What distinguishes piracy past and present is that the contemporary skull-and-crossbone operators can, and increasingly do, exploit modern technology and weapons to attack ships in a way that serves as a signpost for terrorists.As we have seen, there are now talks underway regarding the Malacca Strait between the littoral nations. However,
Pirates in Southeast Asia have become bolder and started targeting bigger ships. This is worrying Japan and China, two of the major users of the Malacca and Singapore Straits where the latest attacks occurred. It is also putting extra pressure on Indonesia, Malaysia and Singapore to agree on measures to make the straits safer.
Piracy is a menace to shipping and safe navigation. Even when pirates board just to steal, they sometimes leave the crew tied up or locked in cabins while they make their escape. The vessel will continue on its way with the bridge unattended until one or more crew members can break free. There is a serious risk of collision or grounding in the narrow and crowded shipping channels of the straits.Exactly, although many of the reported occurrences are simple thefts or "sea robberies" there are the kidnappings, ship seizures and much more...

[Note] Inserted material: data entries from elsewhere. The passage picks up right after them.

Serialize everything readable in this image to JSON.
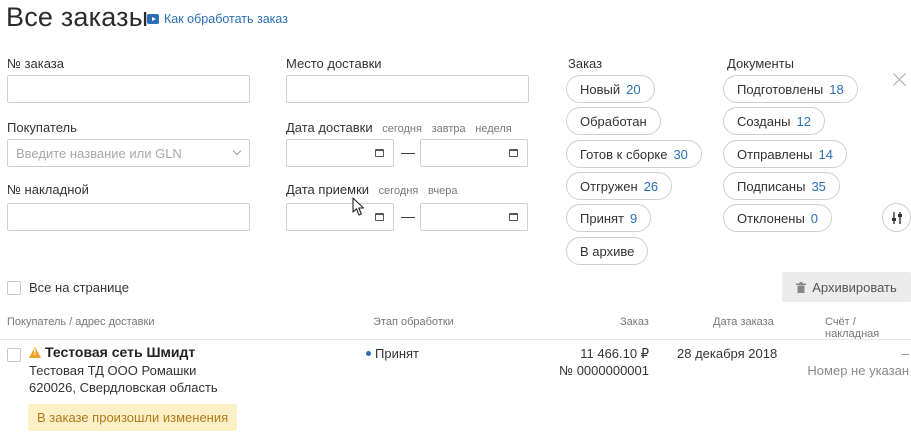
{
  "header": {
    "title": "Все заказы",
    "help_link": "Как обработать заказ"
  },
  "filters": {
    "order_number": {
      "label": "№ заказа",
      "value": ""
    },
    "delivery_place": {
      "label": "Место доставки",
      "value": ""
    },
    "buyer": {
      "label": "Покупатель",
      "placeholder": "Введите название или GLN"
    },
    "delivery_date": {
      "label": "Дата доставки",
      "quick": [
        "сегодня",
        "завтра",
        "неделя"
      ],
      "from": "",
      "to": "",
      "separator": "—"
    },
    "invoice_number": {
      "label": "№ накладной",
      "value": ""
    },
    "acceptance_date": {
      "label": "Дата приемки",
      "quick": [
        "сегодня",
        "вчера"
      ],
      "from": "",
      "to": "",
      "separator": "—"
    }
  },
  "order_status": {
    "title": "Заказ",
    "items": [
      {
        "label": "Новый",
        "count": "20"
      },
      {
        "label": "Обработан",
        "count": ""
      },
      {
        "label": "Готов к сборке",
        "count": "30"
      },
      {
        "label": "Отгружен",
        "count": "26"
      },
      {
        "label": "Принят",
        "count": "9"
      },
      {
        "label": "В архиве",
        "count": ""
      }
    ]
  },
  "documents_status": {
    "title": "Документы",
    "items": [
      {
        "label": "Подготовлены",
        "count": "18"
      },
      {
        "label": "Созданы",
        "count": "12"
      },
      {
        "label": "Отправлены",
        "count": "14"
      },
      {
        "label": "Подписаны",
        "count": "35"
      },
      {
        "label": "Отклонены",
        "count": "0"
      }
    ]
  },
  "bulk": {
    "select_all_label": "Все на странице",
    "archive_label": "Архивировать"
  },
  "table": {
    "headers": {
      "buyer": "Покупатель / адрес доставки",
      "stage": "Этап обработки",
      "order": "Заказ",
      "date": "Дата заказа",
      "invoice": "Счёт / накладная"
    },
    "rows": [
      {
        "buyer_name": "Тестовая сеть Шмидт",
        "buyer_company": "Тестовая ТД ООО Ромашки",
        "buyer_address": "620026, Свердловская область",
        "stage": "Принят",
        "amount": "11 466.10 ₽",
        "order_number": "№ 0000000001",
        "order_date": "28 декабря 2018",
        "invoice_dash": "–",
        "invoice_status": "Номер не указан",
        "notice": "В заказе произошли изменения"
      }
    ]
  },
  "colors": {
    "accent": "#2a6fb6",
    "warning": "#f0a020",
    "notice_bg": "#fdf0c7",
    "notice_text": "#b07a18"
  }
}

And it is often impossible for law-enforcement agencies to know whether a ship has been seized by pirates or terrorists.